▶ [PROBLEM STATEMENT]: Within the records below, find each line with the word "value" and copy it out.
*** Opening of RECORDED DATA ***
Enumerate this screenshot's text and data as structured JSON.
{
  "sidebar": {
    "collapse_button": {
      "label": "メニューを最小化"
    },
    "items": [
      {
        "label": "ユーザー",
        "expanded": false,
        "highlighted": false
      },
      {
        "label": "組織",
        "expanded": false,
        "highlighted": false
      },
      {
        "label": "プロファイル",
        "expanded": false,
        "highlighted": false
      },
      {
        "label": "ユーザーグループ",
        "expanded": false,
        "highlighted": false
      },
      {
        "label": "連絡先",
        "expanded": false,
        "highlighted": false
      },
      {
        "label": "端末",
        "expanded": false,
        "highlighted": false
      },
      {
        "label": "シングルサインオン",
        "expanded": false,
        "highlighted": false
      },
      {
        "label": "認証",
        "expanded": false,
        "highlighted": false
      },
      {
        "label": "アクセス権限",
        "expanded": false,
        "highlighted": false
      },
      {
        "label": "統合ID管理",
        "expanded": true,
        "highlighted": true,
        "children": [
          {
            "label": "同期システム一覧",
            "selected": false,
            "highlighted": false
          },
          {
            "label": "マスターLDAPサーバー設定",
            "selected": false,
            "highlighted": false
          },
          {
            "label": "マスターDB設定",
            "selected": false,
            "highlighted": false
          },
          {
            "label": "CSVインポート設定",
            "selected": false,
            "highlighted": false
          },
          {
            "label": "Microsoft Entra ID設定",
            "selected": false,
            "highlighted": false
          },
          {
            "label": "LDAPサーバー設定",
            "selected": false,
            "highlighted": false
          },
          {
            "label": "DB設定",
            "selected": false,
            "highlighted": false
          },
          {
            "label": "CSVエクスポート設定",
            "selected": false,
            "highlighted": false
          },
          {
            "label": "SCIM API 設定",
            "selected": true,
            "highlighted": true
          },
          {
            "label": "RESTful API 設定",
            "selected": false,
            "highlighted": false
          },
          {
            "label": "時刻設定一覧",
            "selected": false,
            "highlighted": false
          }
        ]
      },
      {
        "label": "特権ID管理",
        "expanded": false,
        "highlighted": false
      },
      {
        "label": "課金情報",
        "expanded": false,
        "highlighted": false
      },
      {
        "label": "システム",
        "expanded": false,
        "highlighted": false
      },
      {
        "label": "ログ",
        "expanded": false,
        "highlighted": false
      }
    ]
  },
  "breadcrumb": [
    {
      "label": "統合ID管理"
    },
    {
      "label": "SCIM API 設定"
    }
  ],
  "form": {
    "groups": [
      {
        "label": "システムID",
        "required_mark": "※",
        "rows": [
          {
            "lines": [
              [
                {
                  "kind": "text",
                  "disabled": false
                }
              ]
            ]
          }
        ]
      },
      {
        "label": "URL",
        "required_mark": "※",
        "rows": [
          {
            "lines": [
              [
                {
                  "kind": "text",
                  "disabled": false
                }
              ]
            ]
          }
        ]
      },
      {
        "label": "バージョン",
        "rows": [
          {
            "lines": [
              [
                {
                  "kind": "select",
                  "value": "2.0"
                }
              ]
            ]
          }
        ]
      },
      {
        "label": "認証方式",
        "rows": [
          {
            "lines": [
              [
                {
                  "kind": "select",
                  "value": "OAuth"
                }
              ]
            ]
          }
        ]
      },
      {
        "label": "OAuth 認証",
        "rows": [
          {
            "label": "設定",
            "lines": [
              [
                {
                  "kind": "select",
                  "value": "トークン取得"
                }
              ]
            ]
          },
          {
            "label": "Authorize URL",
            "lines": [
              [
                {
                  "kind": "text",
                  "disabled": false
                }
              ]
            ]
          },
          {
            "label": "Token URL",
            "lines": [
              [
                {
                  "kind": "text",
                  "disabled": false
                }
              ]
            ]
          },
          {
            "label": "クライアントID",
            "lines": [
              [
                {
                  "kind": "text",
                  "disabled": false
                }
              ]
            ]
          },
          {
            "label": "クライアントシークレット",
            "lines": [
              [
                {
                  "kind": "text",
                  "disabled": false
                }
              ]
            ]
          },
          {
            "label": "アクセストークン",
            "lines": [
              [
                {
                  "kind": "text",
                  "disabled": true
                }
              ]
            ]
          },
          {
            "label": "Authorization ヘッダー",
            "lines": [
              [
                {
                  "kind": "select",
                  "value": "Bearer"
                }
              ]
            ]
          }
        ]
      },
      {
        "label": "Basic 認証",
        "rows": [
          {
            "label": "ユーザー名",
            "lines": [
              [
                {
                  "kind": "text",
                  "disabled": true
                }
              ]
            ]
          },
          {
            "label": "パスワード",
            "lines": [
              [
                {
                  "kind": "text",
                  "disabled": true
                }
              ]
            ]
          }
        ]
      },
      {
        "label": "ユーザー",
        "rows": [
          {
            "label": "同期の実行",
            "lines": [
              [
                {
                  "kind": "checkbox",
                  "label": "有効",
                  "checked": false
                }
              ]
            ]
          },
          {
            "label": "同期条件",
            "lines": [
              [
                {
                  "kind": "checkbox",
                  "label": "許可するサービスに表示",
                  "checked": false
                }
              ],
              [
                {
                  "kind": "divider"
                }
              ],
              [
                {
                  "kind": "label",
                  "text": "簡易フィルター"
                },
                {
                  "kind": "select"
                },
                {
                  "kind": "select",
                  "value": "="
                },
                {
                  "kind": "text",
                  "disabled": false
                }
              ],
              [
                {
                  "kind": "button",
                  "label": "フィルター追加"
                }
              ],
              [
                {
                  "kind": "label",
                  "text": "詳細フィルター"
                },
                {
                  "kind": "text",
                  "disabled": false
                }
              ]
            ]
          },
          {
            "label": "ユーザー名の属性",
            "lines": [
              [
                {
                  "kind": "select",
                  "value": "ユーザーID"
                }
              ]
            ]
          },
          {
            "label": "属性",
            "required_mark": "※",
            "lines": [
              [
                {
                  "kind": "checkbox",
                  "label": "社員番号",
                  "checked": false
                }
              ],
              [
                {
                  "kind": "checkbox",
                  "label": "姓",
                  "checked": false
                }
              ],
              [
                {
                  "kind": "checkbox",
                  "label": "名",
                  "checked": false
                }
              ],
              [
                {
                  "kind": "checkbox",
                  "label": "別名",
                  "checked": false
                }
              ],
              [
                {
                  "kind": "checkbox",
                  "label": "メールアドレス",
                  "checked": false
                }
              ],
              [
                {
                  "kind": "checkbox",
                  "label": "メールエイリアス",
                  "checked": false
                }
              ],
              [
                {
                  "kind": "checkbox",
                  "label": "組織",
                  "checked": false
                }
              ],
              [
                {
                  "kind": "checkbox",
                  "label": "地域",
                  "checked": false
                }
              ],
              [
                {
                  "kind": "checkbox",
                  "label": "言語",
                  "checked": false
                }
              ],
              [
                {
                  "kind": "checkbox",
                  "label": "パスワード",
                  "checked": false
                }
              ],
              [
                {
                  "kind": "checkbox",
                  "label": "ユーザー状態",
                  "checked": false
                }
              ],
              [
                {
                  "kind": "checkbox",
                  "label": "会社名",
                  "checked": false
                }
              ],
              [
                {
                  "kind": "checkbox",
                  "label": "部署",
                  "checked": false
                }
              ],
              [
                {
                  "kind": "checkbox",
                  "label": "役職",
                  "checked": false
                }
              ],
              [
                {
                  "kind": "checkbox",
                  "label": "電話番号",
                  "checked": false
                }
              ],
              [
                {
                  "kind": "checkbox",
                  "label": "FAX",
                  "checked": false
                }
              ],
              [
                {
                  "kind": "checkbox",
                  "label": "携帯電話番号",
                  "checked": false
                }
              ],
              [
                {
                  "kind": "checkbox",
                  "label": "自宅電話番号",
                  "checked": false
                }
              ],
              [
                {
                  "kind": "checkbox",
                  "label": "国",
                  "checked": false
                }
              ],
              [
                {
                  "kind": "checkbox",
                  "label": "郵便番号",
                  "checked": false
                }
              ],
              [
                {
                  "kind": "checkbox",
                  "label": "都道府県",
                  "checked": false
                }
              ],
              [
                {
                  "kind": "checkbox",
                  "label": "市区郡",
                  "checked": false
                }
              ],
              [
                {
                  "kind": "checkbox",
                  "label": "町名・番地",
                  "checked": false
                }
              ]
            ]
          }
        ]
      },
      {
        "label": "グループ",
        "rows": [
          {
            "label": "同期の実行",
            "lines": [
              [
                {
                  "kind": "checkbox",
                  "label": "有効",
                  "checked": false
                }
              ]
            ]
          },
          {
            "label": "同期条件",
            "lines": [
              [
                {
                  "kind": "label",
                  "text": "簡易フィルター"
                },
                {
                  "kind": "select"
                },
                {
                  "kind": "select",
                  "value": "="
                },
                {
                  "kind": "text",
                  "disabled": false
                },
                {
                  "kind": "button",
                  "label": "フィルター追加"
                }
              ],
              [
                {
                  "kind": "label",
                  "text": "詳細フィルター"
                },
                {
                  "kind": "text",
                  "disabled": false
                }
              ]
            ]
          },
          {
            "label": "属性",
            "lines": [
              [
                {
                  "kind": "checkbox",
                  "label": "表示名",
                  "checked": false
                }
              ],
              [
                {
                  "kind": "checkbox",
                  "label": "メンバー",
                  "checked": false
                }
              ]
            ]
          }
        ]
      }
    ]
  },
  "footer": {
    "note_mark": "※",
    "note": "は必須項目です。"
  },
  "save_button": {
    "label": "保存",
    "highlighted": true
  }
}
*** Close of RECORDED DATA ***
▶ [ANSWER BOX]:
                  "value": "2.0"
                  "value": "OAuth"
                  "value": "トークン取得"
                  "value": "Bearer"
                  "value": "="
                  "value": "ユーザーID"
                  "value": "="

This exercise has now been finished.